A large glass of 13% ABV wine puts a woman over the UK’s Chief Medical Officers' (CMO) low risk unit guidelines. Another small glass (125ml) will put men over the guidelines too.
If you regularly drink over these guidelines, you could be increasing your chances of developing long-term health conditions.
Checking wine's ABV (alcohol by volume) will give you a guide to how strong it is. The ABV tells you what percentage of the drink is made up of alcohol. For example, wine with 12% ABV is 12% pure alcohol. The higher the percentage, the more alcohol there is – so try opting for lower ABV wines. Do you know what an alcohol unit is? Find out here...
We often drink wine with a meal. But did you know that a large glass of wine (250ml) with 13% ABV can add 228 calories to your dinner? That’s similar to an ice cream or two fish fingers.
A standard glass of red or white wine (175ml) with 13% ABV could also contain up to 160 calories, similar to a slice of Madeira cake. Often when sharing wine, we assume we’re drinking less calories but a bottle of 13% ABV wine shared between two could mean you are consuming 340 calories each, that’s the equivalent of a chocolate croissant each.
Find out how many calories you're consuming with our Unit and Calorie Calculator and take look at our top tips on how to use up leftover wine once you’ve opened the bottle.
Just one large glass of wine can put you over the low risk unit guidelines. To stay on track, try these top tips:
1. Mind your measures If you're used to drinking large glasses of wine, swap those cavernous 250ml wine glasses for 125ml ones – in the pub and at home. Remember to check the volume too. Wines with higher ABV have more alcohol.
2. Tackle your triggers If you always have a glass of wine to celebrate a good day at work, or commiserate a bad one, try doing something else instead. An alcohol-free dinner out makes a feel-good treat, while a gym session is a great way to relieve stress
3. Give alcohol-free days a go If you drink regularly, your body starts to build up a tolerance to alcohol. Many medical experts recommend taking regular days off from drinking to ensure you don't become addicted to alcohol. Test out having a break for yourself and see what positive results you notice
4. Treat yourself Trade up to a special bottle of wine that's expensive enough to encourage you to savour it over a few days, rather than down it all in one night.
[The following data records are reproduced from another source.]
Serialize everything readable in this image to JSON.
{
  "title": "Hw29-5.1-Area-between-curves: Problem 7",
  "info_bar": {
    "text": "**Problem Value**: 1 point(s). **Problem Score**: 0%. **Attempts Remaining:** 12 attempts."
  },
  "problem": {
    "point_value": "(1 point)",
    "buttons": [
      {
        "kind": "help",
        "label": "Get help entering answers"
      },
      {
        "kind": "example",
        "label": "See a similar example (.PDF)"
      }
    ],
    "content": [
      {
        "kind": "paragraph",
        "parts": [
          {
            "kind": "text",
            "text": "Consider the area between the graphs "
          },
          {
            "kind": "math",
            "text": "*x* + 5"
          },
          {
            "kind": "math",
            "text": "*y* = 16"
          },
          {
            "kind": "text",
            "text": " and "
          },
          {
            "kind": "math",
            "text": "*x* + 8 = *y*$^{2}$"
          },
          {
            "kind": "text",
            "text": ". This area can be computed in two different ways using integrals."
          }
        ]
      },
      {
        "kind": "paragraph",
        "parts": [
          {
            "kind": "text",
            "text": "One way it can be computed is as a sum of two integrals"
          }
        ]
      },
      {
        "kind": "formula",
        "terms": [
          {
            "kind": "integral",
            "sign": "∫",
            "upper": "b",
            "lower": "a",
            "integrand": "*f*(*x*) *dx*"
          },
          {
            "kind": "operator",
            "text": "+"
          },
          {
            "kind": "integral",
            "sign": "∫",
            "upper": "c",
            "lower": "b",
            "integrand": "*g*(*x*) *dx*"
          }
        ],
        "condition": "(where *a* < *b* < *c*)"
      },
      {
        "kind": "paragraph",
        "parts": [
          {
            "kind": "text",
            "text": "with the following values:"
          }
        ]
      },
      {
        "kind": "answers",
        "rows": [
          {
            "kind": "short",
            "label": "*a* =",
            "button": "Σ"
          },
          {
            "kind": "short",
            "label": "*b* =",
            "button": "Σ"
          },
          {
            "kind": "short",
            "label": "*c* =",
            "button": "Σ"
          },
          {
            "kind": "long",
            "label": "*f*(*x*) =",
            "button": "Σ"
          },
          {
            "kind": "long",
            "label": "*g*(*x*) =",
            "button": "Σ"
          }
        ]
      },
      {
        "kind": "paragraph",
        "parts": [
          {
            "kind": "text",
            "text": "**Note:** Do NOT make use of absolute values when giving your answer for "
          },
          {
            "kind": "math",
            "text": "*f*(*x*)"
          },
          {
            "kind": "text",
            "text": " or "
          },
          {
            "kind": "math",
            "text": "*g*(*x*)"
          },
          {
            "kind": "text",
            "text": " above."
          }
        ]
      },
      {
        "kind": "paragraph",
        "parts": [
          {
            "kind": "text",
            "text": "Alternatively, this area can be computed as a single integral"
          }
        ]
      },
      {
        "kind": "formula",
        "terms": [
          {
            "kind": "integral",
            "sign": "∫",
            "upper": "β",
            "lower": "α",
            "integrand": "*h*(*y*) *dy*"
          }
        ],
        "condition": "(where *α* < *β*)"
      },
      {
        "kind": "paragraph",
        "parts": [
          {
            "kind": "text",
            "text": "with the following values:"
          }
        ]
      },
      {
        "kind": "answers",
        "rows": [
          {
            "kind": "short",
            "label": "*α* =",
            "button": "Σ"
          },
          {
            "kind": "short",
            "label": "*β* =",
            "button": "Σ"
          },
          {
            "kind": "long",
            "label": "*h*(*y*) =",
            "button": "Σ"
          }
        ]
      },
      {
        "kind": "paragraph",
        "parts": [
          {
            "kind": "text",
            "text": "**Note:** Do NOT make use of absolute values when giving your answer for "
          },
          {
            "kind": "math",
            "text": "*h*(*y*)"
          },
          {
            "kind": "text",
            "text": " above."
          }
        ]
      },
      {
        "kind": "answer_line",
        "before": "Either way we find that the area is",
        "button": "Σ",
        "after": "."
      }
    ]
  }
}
This way, you'll space out the units you're consuming.
5. Track your drinking over time If you choose to drink, recording exactly what you’ve drunk during the week will tell you whether you're keeping within the unit guidelines. Our free Drinkaware: Track and Calculate Units app is perfect for tracking your drinks when you’re out and about.